Thank you NetGalley and Gallery, Pocket Books for the ARC.
I can't believe this saga has finally come to an end. I had a bit of a roller-coaster ride with this series, but I'm so glad that it ended on a really strong, high note for me.
The Holmes/Watson relationship was a quirky one from jump, and I applaud Cavallaro's ability to have it evolve and grow. I LOVED that this novel focused on mishaps and murder in the theater department of Oxford's summer program; a setting tailor-made for this girl.
The story-telling in this installment was fresh, yet continued where we had left off.
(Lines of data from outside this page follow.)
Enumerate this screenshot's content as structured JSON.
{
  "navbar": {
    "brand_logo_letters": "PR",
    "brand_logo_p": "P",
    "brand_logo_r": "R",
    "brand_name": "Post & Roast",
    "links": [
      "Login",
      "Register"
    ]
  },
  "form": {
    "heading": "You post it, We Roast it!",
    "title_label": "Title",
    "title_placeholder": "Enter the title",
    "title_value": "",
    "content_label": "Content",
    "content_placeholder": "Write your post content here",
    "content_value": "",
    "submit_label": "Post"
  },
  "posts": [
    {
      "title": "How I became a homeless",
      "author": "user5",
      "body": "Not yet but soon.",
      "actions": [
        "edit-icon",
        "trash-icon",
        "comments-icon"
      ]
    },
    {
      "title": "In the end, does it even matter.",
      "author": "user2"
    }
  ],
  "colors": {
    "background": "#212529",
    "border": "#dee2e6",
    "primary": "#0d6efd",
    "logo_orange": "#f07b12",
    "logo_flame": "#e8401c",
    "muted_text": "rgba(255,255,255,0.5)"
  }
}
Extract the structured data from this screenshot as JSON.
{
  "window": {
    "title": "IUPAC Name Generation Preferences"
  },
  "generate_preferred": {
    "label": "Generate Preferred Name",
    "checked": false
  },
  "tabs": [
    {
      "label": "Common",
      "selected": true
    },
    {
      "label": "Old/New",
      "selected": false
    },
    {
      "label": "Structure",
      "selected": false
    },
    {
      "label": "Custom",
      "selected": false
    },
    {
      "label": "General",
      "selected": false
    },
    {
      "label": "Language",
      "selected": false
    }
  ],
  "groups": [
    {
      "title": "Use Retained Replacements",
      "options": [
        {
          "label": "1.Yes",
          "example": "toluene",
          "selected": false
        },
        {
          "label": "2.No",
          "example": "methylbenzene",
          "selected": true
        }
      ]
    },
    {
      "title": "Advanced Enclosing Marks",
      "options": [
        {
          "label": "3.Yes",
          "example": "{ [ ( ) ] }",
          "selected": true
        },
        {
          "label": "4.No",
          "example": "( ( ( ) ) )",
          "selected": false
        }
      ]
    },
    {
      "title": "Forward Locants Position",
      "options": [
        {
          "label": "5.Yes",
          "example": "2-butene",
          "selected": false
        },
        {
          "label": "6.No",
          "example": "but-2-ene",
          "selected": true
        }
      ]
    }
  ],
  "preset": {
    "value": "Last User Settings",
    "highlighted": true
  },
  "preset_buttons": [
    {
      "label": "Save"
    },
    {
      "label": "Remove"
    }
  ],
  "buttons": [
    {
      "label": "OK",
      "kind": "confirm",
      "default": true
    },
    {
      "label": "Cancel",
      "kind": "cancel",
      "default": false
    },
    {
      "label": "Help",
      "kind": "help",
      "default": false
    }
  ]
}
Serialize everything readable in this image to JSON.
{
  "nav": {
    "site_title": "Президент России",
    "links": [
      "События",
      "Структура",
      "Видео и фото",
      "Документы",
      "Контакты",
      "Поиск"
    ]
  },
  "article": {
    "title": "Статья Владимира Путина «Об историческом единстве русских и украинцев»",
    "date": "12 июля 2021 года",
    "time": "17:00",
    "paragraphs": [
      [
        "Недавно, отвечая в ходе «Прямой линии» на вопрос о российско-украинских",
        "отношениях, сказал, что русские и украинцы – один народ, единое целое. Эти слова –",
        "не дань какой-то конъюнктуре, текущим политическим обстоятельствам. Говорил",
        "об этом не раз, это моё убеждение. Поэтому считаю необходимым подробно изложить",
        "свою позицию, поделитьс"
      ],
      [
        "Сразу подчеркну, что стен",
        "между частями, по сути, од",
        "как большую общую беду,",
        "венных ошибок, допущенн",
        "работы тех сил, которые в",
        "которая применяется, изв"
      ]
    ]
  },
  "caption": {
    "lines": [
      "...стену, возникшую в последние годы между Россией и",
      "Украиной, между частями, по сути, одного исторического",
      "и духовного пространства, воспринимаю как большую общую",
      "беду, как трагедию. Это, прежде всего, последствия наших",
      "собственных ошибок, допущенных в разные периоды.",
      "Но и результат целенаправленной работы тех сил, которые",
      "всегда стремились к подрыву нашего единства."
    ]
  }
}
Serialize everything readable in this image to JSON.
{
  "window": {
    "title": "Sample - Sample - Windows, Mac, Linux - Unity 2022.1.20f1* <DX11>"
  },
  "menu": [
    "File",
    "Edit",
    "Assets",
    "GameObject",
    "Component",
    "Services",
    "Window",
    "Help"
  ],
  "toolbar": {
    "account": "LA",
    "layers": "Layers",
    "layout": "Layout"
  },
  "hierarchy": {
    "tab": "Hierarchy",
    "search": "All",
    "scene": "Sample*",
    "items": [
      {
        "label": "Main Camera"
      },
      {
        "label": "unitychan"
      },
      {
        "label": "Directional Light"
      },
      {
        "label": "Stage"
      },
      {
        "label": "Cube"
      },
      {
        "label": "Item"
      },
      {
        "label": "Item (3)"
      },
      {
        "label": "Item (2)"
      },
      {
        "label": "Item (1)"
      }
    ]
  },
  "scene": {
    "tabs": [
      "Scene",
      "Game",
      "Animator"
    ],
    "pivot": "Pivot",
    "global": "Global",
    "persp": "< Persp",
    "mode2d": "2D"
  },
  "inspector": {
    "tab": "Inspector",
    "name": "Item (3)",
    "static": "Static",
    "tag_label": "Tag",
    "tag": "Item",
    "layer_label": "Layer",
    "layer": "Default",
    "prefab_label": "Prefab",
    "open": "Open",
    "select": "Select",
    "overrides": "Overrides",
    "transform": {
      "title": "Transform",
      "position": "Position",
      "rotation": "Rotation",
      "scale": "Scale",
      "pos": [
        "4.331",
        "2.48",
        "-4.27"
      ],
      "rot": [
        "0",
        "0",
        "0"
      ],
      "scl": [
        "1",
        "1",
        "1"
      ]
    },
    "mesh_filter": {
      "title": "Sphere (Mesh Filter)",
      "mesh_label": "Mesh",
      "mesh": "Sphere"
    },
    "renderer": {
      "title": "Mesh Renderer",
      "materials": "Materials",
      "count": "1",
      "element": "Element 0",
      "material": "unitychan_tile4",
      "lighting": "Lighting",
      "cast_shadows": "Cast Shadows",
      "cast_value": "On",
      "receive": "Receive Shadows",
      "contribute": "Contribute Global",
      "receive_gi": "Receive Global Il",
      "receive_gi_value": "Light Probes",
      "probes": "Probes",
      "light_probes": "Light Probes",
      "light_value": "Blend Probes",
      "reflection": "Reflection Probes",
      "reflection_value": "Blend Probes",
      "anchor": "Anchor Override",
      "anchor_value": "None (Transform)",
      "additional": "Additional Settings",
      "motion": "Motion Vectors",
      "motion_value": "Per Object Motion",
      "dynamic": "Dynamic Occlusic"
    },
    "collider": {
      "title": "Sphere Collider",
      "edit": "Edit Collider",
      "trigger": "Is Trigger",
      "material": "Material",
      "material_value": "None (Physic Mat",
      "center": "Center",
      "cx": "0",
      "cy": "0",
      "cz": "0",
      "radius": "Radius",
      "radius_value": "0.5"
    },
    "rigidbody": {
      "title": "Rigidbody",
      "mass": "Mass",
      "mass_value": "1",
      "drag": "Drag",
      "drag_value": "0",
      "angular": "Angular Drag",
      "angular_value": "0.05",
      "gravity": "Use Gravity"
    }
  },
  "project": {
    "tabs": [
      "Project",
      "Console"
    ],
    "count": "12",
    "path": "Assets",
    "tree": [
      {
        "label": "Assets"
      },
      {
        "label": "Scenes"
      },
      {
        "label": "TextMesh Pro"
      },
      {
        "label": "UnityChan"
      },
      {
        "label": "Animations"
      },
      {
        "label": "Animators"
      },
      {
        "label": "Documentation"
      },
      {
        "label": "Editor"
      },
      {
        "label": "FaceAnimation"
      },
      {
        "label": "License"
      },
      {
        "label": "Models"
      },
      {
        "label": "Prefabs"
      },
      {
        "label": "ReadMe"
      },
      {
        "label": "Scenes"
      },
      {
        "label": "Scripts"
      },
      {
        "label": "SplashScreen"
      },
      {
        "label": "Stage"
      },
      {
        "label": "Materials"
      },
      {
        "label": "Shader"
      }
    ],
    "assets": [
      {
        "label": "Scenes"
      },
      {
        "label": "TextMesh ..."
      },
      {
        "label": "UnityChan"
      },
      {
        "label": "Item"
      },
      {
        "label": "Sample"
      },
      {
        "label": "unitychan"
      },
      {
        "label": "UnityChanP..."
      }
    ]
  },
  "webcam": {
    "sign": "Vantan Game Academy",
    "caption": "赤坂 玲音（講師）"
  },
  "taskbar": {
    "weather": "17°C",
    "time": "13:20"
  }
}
It didn't go schmaltzy (which I feared it might), and gave readers an ending that felt earned.
Now can Leander get a spin-off series? :)
It's a delight to return to the world that Dhonielle Clayton initially created in THE BELLES. We rejoin Camille in her efforts to overthrow Sophia, and find her sisters who have been scattered around the land. We meet the delightful anarchic anti-beauty regiment women, The Iron Ladies, who join Camille in striving to reunite the Belles, and stop Sophia whatever the cost.
I'm thrilled by the proliferation of females in these novels, and their unification against all odds. There is a power to Camille that is exciting, and I felt that even more in this sequel. Clayton's lush language fills every corner of every page, and I could have easily read another 100 pages of her writing.
As with THE BELLES, I applaud Clayton taking on the issues of beauty, female competition, and the lengths women will go to in order to look "ideal." I think this should be required reading for teenagers and young women alike.
YES to this gothic modern mystery. Gothic is always a buzzword for me, and this novel did not disappoint. Set in the competitive world of academia, Clare's colleague is murdered, and the killer might be closer than she thinks. She resorts to confiding in her diary, but is that safe?
Strong incorporation of literary references, spooky atmosphere, and a page-turning whodunit makes this novel a worthy read. I appreciated Elly Griffiths' ability to draw in the reader with multiple POVs; I got a well-rounded experience of the happenings at the school, and police departments.
I got MAGPIE MURDER mixed with THE MOONSTONE vibes from this novel. A strong addition to the canon of gothic mysteries for a new age.
I finished this book a few days ago, and can't stop thinking about it. The mark of a successful read.
I received this book from OwlCrate, and if I hadn't I'm not sure that I would have picked it up. Very glad I did.
Astrid Scholte has crafted superbly realized women in this novel, both the various (soon to be dead) queens, and Keralie, our protagonist. Living life as a thief and grifter, Keralie suddenly finds herself with knowledge about the upcoming murders of the rulers of Quadara, and must save her land.
I was fully immersed in Scholte's writing, and couldn't stop reading to find out what was going to happen. There was indeed a twist that I did not see coming, and it ramped up the book in a really exciting way.
I highly recommend this YA novel for fans of mysteries, fantasy reads and strong heroines. Girl. Power.
I wish I could live within the pages of this book.
Being a New-Orleans-ophile (or whatever one obsessed with NOLA is called), I strive to read everything I can get my hands on about the Crescent City.
This novel is a beautiful mash-up of history, magic, human trials and tribulations, and murder. We follow Jude, a demi-god grifter, who has the gift of finding lost items. He uses it as a parlor trick on tourists, but soon finds himself over his head when he loses the highest staked game of poker that ever existed. He must save New Orleans and himself before time runs out.
I loved the sensory overload of this novel. I saw his illegal squat, the shimmering moonlight on the asphalt, and the post-Katrina weary vagrants in Jackson Square. Mixed in with Camp's multitudes of mythological characters, this book is a must-read. Can't wait for more in the series.